These days, Easter Vigils are super cool and popular. A lot of churches that hold them end up drawing visitors from other Christian denominations who don’t practice this piece of liturgical tradition. And hey, who can blame anyone, nowhere else can one find such a broad sweep of Scripture readings proclaiming so much of the Gospel history in the Bible in just one worship service. Add in the fire and the candles and the dark-and-light drama and the baptisms and the sudden burst of joyful Alleluias, and you’ve got a memorable liturgical experience almost without trying.
I think it’s safe to say that the great majority of Anglicans in this country are happy to have the Easter Vigil authorized and (to some extent) directed in modern Prayer Books.
HOWEVER, this wonderful recuperation of pre-reformation tradition has come with a price: Holy Saturday. Known as “Easter Even” in the classical prayer books, this was – and technically still is – the official liturgy of Holy Saturday. In anticipation of the Great Vigil of Easter, many people forget about Holy Saturday, to the point where more and more churches are labeling The Triduum as Maundy Thursday, Good Friday, and the Easter Vigil. This is incorrect! The Triduum, as we saw in fair detail a couple days ago here, ends with the Holy Saturday liturgy. The Vigil is not part of the Triduum. It’s not even part of Holy Week or Lent, it’s the beginning of Easter.

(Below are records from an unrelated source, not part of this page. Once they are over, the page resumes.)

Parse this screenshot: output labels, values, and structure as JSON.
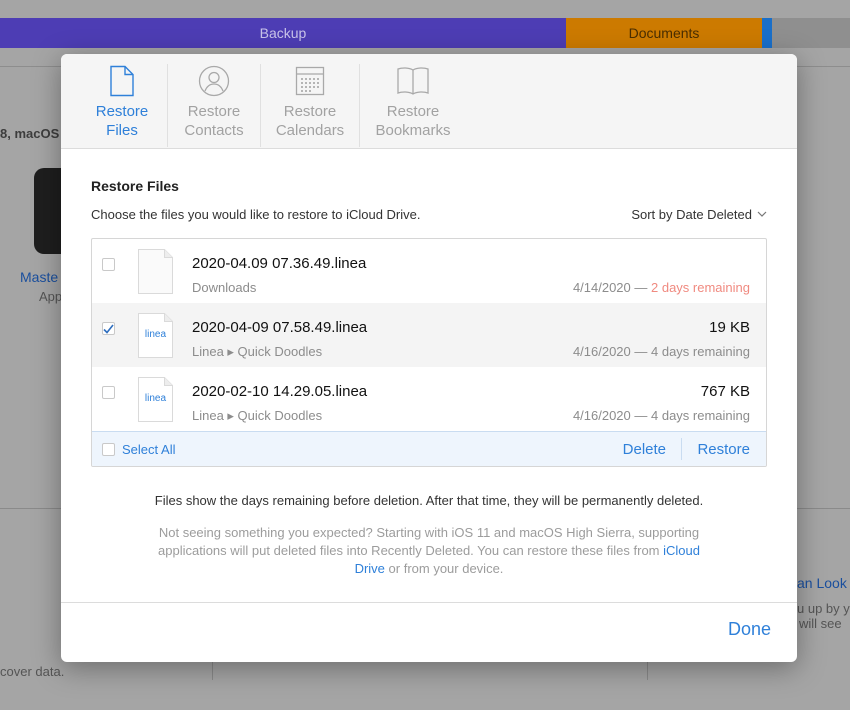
{
  "background": {
    "storage_bar": {
      "backup_label": "Backup",
      "documents_label": "Documents"
    },
    "sidebar_text": "8, macOS",
    "app_link": "Maste",
    "app_sub": "App",
    "right_link": "an Look",
    "right_text_1": "u up by y",
    "right_text_2": "will see",
    "bottom_text": "cover data."
  },
  "tabs": [
    {
      "label": "Restore\nFiles",
      "icon": "document-icon",
      "active": true
    },
    {
      "label": "Restore\nContacts",
      "icon": "contacts-icon",
      "active": false
    },
    {
      "label": "Restore\nCalendars",
      "icon": "calendar-icon",
      "active": false
    },
    {
      "label": "Restore\nBookmarks",
      "icon": "bookmarks-icon",
      "active": false
    }
  ],
  "section": {
    "title": "Restore Files",
    "instruction": "Choose the files you would like to restore to iCloud Drive.",
    "sort_label": "Sort by Date Deleted"
  },
  "files": [
    {
      "name": "2020-04.09 07.36.49.linea",
      "size": "",
      "location": "Downloads",
      "date": "4/14/2020 — ",
      "remaining": "2 days remaining",
      "checked": false,
      "icon_label": ""
    },
    {
      "name": "2020-04-09 07.58.49.linea",
      "size": "19 KB",
      "location": "Linea ▸ Quick Doodles",
      "date": "4/16/2020 — ",
      "remaining": "4 days remaining",
      "checked": true,
      "icon_label": "linea"
    },
    {
      "name": "2020-02-10 14.29.05.linea",
      "size": "767 KB",
      "location": "Linea ▸ Quick Doodles",
      "date": "4/16/2020 — ",
      "remaining": "4 days remaining",
      "checked": false,
      "icon_label": "linea"
    }
  ],
  "actions": {
    "select_all": "Select All",
    "delete": "Delete",
    "restore": "Restore"
  },
  "note": "Files show the days remaining before deletion. After that time, they will be permanently deleted.",
  "help": {
    "text_before": "Not seeing something you expected? Starting with iOS 11 and macOS High Sierra, supporting applications will put deleted files into Recently Deleted. You can restore these files from ",
    "link": "iCloud Drive",
    "text_after": " or from your device."
  },
  "footer": {
    "done": "Done"
  },
  "colors": {
    "accent": "#2f80d9",
    "warning": "#f08a80",
    "backup": "#4d3db4",
    "documents": "#cc7a00"
  }
}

If you’re excited about attending an Easter Vigil tonight, please do what you can to attend, or pray on your own, the Holy Saturday liturgy first. You can do it in like five minutes. Actually, here, I’ll copy the liturgy right here so you can pray it right now!
H O L Y S A T U R D A Y
There is no celebration of the Eucharist on this day.
The Officiant says: Let us pray.
O God, Creator of heaven and earth: Grant that, as the crucified body of your dear Son was laid in the tomb and rested on this holy Sabbath, so we may await with him the coming of the third day, and rise with him to newness of life; through Jesus Christ our Lord. Amen.
O God of the living, on this day your Son our Savior descended to the place of the dead: Look with kindness on all of us who wait in hope for liberation from the corruption of sin and death, and give us a share in the glory of the children of God; through Jesus Christ your Son our Lord. Amen.
T H E L E S S O N S
After the Gospel, a homily may follow.
My homily is this: Note that the traditional Collect & Lessons are slightly different from the modern. The main emphasis difference between traditional and modern Holy Saturday is the baptismal material, which we now have emphasized in the Easter Vigil instead.
The following is then sung or said.
T H E A N T H E M
Man born of woman has but a short time to live, and is full of misery.
He springs up, and is cut down like a flower; he flees like a shadow,
and never continues the same.
In the midst of life we are in death: of whom do we seek strength, but you, O Lord,
who for our sins are justly displeased?
Yet, O Lord God most holy,
O Lord most mighty,
O holy and most merciful Savior,
deliver us not into the pains of eternal death.
You know, O Lord, the secrets of our hearts; shut not your ears to our prayer;
but spare us, Lord most holy,
O God most mighty,
O holy and merciful Savior,
most worthy Judge eternal,
do not let us, in this our final hour,
through the pain of death, fall away from you.
The Officiant and People together pray the Lord’s Prayer. The concluding doxology is customarily omitted.
The Officiant concludes: The grace of our Lord Jesus Christ, and the love of God, and the fellowship of the Holy Spirit, be with us all evermore. Amen.